[Web page and app entries]
====

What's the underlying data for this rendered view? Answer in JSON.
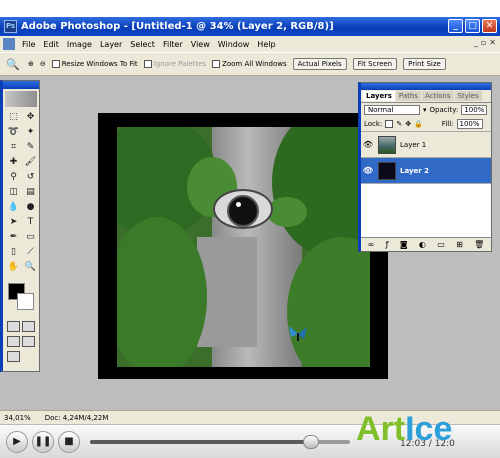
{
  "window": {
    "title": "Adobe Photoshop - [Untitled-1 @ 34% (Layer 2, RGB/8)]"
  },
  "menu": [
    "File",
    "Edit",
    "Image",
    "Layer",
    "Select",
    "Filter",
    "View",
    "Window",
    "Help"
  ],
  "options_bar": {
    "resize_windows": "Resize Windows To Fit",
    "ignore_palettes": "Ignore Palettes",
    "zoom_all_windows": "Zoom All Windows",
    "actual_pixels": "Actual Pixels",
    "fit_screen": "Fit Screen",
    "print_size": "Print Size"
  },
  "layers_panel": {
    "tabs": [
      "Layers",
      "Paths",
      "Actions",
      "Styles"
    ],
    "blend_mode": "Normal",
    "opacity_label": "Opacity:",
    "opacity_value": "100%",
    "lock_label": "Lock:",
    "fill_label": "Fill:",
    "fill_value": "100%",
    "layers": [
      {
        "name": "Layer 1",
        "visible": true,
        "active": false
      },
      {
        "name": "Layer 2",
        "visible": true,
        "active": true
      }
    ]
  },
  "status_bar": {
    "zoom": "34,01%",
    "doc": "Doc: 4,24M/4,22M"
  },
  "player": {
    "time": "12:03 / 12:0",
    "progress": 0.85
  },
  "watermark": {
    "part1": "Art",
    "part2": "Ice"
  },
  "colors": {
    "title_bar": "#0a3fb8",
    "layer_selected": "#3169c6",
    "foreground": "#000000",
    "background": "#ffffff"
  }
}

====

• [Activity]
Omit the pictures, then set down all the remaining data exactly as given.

• [Problem solution]
What's the underlying data for this rendered view? Answer in JSON.
{
  "window": {
    "title": "Adobe Photoshop - [Untitled-1 @ 34% (Layer 2, RGB/8)]"
  },
  "menu": [
    "File",
    "Edit",
    "Image",
    "Layer",
    "Select",
    "Filter",
    "View",
    "Window",
    "Help"
  ],
  "options_bar": {
    "resize_windows": "Resize Windows To Fit",
    "ignore_palettes": "Ignore Palettes",
    "zoom_all_windows": "Zoom All Windows",
    "actual_pixels": "Actual Pixels",
    "fit_screen": "Fit Screen",
    "print_size": "Print Size"
  },
  "layers_panel": {
    "tabs": [
      "Layers",
      "Paths",
      "Actions",
      "Styles"
    ],
    "blend_mode": "Normal",
    "opacity_label": "Opacity:",
    "opacity_value": "100%",
    "lock_label": "Lock:",
    "fill_label": "Fill:",
    "fill_value": "100%",
    "layers": [
      {
        "name": "Layer 1",
        "visible": true,
        "active": false
      },
      {
        "name": "Layer 2",
        "visible": true,
        "active": true
      }
    ]
  },
  "status_bar": {
    "zoom": "34,01%",
    "doc": "Doc: 4,24M/4,22M"
  },
  "player": {
    "time": "12:03 / 12:0",
    "progress": 0.85
  },
  "watermark": {
    "part1": "Art",
    "part2": "Ice"
  },
  "colors": {
    "title_bar": "#0a3fb8",
    "layer_selected": "#3169c6",
    "foreground": "#000000",
    "background": "#ffffff"
  }
}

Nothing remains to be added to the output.